There was some startling news this week: State Rep. Judy Clibborn (D-41, Mercer Island), the state house transportation committee chair, told us that she would lift the $2.4 billion state spending cap on the tunnel.
You will remember that Mayor Mike McGinn, in his campaign against the tunnel, made a big deal about cost overruns on the $4.6 billion waterfront tunnel project (and about—as now seems certain—the fact that there'd probably be a tolling revenue shortfall compared to projections.)
Clibborn's inclination to lift the cap is a straight up acknowledgment that McGinn was right about tunnel costs.
However, at a cursory glance, it also would seem to allay McGinn's fears. The cap, he had argued, put Seattle at risk to pick up the extra costs. With the cap gone, the state would now be on the hook—not Seattle. No?
Not so fast.
Where would the extra money come from? Other state projects? That's certainly the implication of lifting the cap.
But good luck getting legislators from around the state, particularly Republicans, to sign off on taking money away from their own projects for a fancy Seattle tunnel.
Ranking Republican on the house transportation committee, Rep. Mike Armstrong

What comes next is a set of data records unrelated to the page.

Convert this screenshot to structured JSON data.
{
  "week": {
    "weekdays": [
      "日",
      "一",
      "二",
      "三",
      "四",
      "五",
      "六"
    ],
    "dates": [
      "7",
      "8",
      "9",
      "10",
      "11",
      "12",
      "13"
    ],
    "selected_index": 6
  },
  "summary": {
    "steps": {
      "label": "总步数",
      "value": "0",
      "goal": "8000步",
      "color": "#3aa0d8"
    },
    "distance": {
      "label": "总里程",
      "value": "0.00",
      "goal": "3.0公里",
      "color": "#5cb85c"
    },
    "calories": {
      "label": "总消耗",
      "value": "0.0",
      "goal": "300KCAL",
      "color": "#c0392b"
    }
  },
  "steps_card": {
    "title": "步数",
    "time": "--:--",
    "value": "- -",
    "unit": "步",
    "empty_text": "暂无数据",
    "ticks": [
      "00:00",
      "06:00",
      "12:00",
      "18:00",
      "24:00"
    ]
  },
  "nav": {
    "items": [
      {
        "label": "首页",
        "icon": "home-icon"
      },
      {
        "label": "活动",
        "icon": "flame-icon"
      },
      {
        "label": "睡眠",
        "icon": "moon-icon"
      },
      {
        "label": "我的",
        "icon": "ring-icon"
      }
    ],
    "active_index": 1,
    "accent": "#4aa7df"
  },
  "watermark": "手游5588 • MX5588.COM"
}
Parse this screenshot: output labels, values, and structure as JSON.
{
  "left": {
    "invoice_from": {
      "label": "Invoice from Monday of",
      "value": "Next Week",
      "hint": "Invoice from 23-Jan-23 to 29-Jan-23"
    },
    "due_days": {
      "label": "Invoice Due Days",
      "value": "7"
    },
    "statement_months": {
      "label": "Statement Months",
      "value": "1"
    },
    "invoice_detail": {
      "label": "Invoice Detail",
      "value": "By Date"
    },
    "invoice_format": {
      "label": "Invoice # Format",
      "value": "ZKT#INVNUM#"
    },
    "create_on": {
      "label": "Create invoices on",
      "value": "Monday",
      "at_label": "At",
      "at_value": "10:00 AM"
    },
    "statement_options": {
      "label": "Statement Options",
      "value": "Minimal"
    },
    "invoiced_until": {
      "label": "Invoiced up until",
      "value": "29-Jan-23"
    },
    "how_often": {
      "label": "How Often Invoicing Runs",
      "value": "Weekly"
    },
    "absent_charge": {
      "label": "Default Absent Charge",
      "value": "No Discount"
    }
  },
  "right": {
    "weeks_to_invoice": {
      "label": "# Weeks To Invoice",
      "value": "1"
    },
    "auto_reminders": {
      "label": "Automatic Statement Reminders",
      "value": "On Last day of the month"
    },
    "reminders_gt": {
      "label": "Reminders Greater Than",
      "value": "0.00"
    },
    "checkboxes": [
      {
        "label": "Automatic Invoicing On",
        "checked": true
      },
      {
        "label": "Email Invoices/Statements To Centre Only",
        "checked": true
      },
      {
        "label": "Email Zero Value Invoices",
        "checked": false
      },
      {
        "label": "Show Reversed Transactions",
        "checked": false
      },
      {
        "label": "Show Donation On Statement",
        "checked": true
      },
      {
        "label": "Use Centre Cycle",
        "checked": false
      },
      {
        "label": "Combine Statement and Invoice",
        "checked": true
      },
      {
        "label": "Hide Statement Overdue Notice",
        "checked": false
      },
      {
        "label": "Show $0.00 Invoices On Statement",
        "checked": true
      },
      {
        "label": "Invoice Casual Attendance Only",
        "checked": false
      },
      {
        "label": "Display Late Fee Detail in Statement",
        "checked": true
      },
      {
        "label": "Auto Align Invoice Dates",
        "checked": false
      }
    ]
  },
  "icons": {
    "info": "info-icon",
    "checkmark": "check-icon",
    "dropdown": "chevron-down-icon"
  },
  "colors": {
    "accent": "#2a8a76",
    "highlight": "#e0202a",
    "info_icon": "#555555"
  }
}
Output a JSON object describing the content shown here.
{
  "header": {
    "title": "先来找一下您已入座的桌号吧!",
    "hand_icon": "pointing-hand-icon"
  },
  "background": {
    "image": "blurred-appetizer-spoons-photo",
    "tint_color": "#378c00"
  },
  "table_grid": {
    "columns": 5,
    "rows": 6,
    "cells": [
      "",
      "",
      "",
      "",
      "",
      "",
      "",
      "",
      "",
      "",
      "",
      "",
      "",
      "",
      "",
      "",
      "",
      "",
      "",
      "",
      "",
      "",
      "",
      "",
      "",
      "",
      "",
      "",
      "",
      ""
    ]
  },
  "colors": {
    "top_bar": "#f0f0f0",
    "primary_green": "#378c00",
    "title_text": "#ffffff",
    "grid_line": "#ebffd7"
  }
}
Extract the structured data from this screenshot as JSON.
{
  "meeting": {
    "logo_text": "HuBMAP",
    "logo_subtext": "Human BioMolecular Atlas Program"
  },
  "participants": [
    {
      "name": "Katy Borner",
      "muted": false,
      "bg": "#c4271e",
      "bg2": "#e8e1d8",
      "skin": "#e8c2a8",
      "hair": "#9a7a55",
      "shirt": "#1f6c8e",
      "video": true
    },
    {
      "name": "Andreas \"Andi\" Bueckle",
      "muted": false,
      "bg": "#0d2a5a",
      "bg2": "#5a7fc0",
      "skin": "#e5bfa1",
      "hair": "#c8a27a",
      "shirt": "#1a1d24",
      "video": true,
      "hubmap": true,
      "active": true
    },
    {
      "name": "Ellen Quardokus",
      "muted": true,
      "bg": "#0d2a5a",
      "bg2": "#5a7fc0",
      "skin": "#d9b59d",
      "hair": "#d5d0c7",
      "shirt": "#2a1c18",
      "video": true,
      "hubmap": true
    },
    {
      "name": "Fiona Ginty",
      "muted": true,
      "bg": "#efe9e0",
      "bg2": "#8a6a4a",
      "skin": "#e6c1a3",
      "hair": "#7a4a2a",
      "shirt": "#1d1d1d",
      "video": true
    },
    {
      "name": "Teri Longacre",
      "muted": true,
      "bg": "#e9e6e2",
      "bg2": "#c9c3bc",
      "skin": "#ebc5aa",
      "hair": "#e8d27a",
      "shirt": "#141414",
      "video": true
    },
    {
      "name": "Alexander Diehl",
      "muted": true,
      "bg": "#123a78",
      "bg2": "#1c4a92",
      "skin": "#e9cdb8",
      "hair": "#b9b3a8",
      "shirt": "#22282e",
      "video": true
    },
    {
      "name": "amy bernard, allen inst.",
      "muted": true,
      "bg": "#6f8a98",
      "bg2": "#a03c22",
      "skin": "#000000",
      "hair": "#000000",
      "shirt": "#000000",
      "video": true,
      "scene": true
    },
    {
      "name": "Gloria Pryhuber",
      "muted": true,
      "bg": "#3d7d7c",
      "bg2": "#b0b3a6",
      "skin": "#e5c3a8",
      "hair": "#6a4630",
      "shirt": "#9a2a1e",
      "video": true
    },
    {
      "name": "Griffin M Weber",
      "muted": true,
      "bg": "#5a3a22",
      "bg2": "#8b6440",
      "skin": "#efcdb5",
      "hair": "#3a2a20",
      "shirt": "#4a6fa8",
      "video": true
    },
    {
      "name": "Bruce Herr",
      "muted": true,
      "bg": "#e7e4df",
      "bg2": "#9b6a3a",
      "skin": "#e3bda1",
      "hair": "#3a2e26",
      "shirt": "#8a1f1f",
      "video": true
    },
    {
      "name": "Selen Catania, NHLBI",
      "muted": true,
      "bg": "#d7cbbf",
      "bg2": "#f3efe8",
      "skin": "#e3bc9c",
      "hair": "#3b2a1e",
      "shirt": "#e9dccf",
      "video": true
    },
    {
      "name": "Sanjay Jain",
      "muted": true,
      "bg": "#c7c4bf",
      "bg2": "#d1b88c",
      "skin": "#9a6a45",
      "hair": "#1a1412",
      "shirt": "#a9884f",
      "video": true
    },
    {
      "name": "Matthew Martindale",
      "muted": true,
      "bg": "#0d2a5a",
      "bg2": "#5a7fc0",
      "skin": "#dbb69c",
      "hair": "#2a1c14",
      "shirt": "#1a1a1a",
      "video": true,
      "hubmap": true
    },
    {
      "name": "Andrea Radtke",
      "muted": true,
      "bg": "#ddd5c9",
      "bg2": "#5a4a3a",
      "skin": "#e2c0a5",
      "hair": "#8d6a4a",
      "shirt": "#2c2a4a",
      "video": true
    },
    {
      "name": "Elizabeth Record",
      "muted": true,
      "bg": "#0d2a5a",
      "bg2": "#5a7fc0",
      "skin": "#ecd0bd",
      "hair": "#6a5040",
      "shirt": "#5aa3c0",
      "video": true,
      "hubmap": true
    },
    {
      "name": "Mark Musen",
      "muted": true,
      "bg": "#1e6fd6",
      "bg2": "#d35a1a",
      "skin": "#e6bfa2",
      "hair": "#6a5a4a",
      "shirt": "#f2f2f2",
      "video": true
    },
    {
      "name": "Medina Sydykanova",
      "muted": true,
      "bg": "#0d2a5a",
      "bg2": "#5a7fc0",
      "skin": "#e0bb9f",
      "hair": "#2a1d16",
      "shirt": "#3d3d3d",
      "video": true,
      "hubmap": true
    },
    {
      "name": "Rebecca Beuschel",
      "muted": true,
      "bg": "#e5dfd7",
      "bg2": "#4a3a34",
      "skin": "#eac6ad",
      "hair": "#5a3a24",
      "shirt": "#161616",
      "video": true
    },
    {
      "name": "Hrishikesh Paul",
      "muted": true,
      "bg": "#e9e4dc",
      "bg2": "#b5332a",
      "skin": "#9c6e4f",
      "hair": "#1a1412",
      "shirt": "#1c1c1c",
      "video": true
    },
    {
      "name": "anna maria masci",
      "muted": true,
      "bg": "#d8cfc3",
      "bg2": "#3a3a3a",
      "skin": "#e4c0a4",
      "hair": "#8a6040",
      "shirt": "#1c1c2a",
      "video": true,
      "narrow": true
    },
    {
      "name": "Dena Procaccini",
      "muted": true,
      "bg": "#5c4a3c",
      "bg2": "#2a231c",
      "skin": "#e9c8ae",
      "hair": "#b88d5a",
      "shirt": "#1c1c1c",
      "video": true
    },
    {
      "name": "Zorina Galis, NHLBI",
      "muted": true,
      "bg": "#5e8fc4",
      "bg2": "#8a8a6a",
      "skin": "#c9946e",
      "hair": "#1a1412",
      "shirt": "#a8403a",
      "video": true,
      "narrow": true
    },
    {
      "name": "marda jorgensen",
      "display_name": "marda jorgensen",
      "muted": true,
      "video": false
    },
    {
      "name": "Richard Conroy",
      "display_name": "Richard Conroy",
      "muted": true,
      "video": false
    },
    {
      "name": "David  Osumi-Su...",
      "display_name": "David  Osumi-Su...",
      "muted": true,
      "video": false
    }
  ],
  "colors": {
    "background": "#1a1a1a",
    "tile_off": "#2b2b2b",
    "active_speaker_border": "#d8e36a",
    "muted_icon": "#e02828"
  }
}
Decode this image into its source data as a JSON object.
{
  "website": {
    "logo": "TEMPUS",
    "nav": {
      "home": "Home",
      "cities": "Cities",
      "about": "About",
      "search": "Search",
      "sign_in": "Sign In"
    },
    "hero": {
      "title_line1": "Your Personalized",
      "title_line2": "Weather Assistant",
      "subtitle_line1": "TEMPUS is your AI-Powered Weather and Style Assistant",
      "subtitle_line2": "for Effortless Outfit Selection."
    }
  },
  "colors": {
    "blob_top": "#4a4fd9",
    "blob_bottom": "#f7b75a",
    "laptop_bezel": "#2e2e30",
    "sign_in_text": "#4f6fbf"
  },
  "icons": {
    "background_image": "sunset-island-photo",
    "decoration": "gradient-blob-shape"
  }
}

Today's Cola "One Question" is for the ranking Republican on Clibborn's house transportation committee, state Rep. Mike Armstrong (R-12, Wenatchee). Here's what Rep. Armstrong said when we asked him if he would go along with raising the $2.4 billion cap on the tunnel.
I would hope it's not her intent to do that. I don't think that's her intent. We do not want that project to become a Christmas tree for everything and anything for the city of Seattle. We put that [cap] in place because we wanted to be specific about the tunnel project. We were told adamantly by the department of transportation that there would not be a cost overrun on this project. ... If you lift it, everybody and anybody going to want everything under the sun.
To lift the cap so the city of Seattle can come to us and want money for the seawall or for transit or to pay for utility movement, those are non-starters for me.
The tolling money ... initially we were led to believe the tolling the tunnel—just the tunnel—would bring in something like $400 million over the life of the project, and it's clear that is not the case It looks more like it's half of that. But again that tolling project was just to help the city's portion of what they wanted to do—not the state's portion. I'm not willing to lift the cap based on just that.
The fact of the matter is: I hope you got it loud and clear. I'm not willing to lift that cap. I'm a no.
And so: If you can't lift the cap, and the state is, in fact, in a crunch to cover the tunnel bill (as Clibborn acknowledges), that brings us right back to McGinn's worst fear.